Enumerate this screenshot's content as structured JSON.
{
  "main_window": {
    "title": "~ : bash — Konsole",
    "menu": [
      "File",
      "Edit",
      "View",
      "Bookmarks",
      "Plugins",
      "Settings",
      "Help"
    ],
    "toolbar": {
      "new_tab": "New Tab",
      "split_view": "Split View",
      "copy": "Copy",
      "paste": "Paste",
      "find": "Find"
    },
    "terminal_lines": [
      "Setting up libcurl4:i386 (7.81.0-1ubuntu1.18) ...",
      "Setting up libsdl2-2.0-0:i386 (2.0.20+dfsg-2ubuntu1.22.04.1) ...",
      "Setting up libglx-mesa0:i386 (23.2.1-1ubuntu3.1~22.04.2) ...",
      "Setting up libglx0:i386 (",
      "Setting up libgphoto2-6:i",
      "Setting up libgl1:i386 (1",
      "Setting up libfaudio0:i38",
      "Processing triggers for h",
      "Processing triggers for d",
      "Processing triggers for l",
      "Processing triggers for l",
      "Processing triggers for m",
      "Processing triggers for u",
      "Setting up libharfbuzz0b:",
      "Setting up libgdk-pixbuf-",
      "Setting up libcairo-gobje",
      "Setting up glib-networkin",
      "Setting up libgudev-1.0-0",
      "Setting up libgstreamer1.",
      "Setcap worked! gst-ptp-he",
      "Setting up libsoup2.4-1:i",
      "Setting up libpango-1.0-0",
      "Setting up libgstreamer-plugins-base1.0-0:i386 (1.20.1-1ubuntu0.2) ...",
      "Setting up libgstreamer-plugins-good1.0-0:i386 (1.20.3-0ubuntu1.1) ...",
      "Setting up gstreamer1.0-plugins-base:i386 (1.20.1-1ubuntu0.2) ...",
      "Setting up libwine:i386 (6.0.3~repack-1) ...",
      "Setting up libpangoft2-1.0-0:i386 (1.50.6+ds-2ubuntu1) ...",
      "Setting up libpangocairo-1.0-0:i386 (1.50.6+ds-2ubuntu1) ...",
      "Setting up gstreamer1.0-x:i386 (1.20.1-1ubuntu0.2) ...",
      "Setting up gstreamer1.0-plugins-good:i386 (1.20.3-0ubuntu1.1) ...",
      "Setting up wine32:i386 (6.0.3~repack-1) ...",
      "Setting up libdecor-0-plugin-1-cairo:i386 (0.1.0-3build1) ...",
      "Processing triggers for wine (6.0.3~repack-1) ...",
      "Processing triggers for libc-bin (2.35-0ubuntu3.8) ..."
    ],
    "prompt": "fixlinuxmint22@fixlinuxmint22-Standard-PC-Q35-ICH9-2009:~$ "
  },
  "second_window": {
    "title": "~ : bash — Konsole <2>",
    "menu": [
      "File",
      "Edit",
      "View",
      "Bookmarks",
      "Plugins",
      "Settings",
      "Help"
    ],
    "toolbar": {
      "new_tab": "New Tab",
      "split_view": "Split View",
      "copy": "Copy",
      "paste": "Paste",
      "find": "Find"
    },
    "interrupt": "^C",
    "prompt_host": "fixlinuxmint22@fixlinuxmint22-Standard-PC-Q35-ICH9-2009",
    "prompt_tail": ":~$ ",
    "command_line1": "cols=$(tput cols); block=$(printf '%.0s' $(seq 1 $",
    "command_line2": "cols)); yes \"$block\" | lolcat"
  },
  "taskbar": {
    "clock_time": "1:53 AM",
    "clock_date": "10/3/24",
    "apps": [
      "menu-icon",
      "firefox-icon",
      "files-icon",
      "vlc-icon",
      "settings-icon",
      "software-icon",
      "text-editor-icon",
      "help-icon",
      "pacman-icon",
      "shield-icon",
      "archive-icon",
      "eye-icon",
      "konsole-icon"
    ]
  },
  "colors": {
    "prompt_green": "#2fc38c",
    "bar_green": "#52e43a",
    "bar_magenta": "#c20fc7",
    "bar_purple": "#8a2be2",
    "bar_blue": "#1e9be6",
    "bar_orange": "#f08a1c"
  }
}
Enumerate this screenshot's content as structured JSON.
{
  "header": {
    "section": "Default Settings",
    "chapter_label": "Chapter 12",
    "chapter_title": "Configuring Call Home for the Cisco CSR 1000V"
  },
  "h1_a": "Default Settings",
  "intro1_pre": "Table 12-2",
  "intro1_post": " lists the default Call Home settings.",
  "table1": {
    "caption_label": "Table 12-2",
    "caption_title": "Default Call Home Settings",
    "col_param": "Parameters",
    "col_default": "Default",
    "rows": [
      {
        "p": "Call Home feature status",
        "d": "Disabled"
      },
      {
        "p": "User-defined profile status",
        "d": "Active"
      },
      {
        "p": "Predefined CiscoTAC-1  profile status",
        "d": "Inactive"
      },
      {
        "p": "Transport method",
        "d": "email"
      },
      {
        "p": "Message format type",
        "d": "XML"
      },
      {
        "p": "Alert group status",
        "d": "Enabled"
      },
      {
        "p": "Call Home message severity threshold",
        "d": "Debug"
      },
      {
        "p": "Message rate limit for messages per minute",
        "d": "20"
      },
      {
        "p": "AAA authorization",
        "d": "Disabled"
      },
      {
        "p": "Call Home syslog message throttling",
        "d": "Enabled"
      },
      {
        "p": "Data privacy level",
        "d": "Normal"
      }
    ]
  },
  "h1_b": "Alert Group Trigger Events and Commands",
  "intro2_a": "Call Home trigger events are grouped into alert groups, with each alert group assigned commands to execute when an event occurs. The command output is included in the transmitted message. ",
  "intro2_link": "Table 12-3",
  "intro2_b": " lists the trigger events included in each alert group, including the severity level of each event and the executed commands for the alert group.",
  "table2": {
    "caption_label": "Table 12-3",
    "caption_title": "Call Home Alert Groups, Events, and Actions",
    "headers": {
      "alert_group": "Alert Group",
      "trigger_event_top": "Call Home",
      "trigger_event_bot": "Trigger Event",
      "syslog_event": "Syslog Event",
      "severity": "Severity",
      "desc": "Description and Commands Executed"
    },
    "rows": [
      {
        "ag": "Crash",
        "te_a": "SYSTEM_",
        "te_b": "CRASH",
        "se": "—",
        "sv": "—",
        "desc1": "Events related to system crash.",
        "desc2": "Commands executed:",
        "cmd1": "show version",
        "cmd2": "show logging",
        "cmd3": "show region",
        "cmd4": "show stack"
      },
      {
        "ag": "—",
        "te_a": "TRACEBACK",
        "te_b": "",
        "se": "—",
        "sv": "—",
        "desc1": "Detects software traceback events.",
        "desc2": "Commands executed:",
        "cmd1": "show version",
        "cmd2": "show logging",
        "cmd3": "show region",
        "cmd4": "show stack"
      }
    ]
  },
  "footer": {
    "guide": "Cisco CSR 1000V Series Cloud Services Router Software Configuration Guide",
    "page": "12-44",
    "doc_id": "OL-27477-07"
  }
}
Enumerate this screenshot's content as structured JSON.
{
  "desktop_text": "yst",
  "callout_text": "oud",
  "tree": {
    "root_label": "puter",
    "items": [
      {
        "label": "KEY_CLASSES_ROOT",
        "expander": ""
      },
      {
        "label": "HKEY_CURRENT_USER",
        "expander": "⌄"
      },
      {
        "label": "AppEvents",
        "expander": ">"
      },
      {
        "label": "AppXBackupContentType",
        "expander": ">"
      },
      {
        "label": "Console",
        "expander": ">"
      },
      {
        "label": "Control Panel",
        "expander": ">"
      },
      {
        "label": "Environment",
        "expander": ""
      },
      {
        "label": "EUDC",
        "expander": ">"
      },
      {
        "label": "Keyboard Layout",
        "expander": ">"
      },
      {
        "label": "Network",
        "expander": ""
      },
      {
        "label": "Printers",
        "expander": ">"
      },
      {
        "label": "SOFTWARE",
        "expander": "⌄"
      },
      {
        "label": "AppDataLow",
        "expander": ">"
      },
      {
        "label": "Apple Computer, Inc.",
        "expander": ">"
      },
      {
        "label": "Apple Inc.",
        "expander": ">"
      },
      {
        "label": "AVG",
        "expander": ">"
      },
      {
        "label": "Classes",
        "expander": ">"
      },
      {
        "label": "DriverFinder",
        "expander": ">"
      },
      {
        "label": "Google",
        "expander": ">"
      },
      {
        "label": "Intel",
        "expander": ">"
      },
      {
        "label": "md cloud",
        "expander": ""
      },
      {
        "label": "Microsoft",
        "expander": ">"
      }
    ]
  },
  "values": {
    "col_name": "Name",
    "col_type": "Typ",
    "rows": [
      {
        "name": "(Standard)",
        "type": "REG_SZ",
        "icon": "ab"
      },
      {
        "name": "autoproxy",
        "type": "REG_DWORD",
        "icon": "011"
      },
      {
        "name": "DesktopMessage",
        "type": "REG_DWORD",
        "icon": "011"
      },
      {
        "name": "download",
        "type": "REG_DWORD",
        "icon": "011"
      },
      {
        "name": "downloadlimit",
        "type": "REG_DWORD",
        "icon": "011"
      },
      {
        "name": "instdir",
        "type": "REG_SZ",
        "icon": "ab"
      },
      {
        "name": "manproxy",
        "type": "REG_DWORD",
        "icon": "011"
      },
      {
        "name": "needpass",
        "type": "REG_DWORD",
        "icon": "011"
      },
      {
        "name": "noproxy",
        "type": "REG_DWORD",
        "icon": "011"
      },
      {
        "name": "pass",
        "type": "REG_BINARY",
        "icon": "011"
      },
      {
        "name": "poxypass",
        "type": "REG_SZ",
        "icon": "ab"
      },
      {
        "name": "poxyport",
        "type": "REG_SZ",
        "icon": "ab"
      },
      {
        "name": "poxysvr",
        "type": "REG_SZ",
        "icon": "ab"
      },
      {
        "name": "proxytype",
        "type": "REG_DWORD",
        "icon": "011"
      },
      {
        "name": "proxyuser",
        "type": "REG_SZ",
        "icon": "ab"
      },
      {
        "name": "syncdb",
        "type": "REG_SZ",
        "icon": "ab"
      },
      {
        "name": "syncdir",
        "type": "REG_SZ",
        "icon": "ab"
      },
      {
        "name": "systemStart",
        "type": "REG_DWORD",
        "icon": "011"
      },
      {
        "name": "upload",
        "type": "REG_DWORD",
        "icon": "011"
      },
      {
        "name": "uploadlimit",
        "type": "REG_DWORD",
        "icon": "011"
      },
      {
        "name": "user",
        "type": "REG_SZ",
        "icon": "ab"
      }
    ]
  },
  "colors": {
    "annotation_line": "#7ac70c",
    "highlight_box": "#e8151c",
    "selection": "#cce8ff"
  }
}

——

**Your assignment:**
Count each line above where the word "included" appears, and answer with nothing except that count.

**Answer space:**
2